The assignment will be carried out in the SADC region from the consultant’s base. There will be a possibility of travel to selected countries in the SADC region subject to necessity and the lifting of travel restrictions due to the COVID-19 pandemic. Any necessary and feasible field visits will be carried out in after agreement with AU-IBAR, SADC and CCARDESA. AU-IBAR will cover the costs of field visits (DSA, airticket, travel, etc.) according to AUC Rules and Regulations.
The assignment is open to experienced experts with over 15 years’ experience in Livestock Value Chains in the SADC region. A Masters’ degree qualification in animal science, natural sciences, or related subjects is the minimum required for this assignment. A PhD is an added advantage.
A good command of both spoken and written English is essential. Knowledge of other AU languages (French, Portuguese and Arabic) will be an added advantage.
Professionalism – good understanding and knowledge of animal resources development, agricultural economics, communication, advocacy or other relevant disciplines.
Planning and Organizing – Ability to plan own work and manage conflicting priorities. Demonstrate effective organizational skills and ability to handle work in an efficient and timely manner.
Writing and Communication – excellent writing skills; ability to write in a clear and concise manner and to communicate messages effectively
The evaluation of the Technical Proposal will weigh 70% of the total rating and will be evaluated against the following criteria
- At least 15 years’ working experience in livestock development specific to the Southern African Development Community (SADC) Member States
- Proficiency in the red meat and live animals livestock value chains
- Proficiency in classification and grading systems in the red meat and live animal value chain
- Familiarity of national or regional policies, strategies, laws and regulations on classification and grading systems for lives and slaughter cattle, sheep and goats in Southern Africa
- Record of successful accomplishments of similar tasks conducted
- Evidence of excellent writing and communication skills
- Proficiency in spoken and written English language
- Evidence of experience in stakeholder consultations and engagement
- Adequacy of the proposal, work plan and approach
The consultant must fulfil the above mandatory requirements and score at least 70/100 in order to be considered for further evaluation.
The evaluation of the financial proposal will weigh 30% of the total rating.
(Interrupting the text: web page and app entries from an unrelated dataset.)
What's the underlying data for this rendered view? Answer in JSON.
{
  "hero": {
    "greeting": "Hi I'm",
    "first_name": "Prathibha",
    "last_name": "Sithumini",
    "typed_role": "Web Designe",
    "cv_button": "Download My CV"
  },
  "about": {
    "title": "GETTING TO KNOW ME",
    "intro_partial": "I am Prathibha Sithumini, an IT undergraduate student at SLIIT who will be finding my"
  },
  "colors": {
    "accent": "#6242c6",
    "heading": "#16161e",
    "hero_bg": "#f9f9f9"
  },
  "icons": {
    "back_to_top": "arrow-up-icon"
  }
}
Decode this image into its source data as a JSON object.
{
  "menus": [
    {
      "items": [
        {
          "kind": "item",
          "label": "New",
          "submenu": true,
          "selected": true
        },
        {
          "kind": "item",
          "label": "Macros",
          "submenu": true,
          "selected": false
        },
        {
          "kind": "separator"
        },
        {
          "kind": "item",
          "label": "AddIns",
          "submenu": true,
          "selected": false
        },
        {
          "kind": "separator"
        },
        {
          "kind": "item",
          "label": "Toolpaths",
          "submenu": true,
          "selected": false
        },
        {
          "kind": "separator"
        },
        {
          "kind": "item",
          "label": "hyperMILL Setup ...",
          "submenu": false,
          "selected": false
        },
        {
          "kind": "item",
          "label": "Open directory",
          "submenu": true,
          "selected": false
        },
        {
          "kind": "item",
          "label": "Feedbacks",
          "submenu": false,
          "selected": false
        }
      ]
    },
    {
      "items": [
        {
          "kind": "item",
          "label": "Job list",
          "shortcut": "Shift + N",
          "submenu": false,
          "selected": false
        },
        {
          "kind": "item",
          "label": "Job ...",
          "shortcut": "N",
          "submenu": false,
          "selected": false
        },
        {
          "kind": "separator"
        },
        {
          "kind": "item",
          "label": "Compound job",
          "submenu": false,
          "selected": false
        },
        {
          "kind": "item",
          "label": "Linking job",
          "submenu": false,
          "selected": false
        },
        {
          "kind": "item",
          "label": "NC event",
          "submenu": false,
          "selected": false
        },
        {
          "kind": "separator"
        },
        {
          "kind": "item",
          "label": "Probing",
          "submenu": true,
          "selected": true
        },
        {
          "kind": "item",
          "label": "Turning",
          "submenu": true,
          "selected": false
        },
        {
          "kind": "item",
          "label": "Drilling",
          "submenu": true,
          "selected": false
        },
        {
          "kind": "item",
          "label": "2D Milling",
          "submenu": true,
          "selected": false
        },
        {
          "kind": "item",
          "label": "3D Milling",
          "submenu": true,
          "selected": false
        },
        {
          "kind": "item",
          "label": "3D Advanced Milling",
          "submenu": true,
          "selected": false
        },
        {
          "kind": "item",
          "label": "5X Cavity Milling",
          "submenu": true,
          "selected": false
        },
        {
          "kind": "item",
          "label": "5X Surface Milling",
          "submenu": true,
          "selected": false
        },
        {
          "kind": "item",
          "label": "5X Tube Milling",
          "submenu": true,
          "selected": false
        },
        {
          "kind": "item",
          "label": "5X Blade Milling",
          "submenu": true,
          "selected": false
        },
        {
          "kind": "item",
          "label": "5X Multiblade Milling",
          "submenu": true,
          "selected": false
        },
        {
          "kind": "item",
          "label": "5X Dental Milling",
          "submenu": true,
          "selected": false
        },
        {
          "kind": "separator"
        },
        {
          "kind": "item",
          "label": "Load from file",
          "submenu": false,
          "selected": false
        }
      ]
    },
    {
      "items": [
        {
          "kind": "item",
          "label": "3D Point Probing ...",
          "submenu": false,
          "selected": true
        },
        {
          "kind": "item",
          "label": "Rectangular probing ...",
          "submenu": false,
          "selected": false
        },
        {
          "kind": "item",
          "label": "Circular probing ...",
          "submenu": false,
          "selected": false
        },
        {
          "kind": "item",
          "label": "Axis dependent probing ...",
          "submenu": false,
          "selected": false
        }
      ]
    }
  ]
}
The financial proposal will be evaluated on the basis of total cost, cost realism and used in combination with the assessment of the technical quality to determine the best value for money.
Status and Responsibilities of the Consultant
By this contract, as a consultant, you are not engaged as an employee of AU-IBAR and therefore you are entirely responsible for your own medical and life insurances. There shall be no other entitlements.
You shall exercise a high degree of skill and care in the provision of the CONSULTANCY services and will devote as much of your time to the services as may be necessary to enable them to be carried out efficiently.
Your relationship with AU-IBAR shall be that of an independent consultant. You will have no authority to incur any liability or make any commitment on behalf of AU-IBAR, nor will you hold yourself out as being an employee of AU-IBAR.
As an independent consultant, you will be solely responsible for any tax, national insurance contributions and any other similar payments and will keep AU-IBAR indemnified against any claims or costs in relation to those matters.
Ownership of Information and Confidentiality
Any information arising out of this work is the property of AU-IBAR and should be available on request. You, as a consultant should obtain a written agreement from AU-IBAR before divulging information relating to the study to any third party.
Supervision and Coordination
The consultant will work closely with the Live2Africa Technology, Innovations and Skill Development Expert and the SADC and CCARDESA focal persons.
How to Apply
|Terms of Reference - Development of a Meat and Live Animal Classification and Grading System in the SADC Region|
|2020-09-14 English 759.17 KB|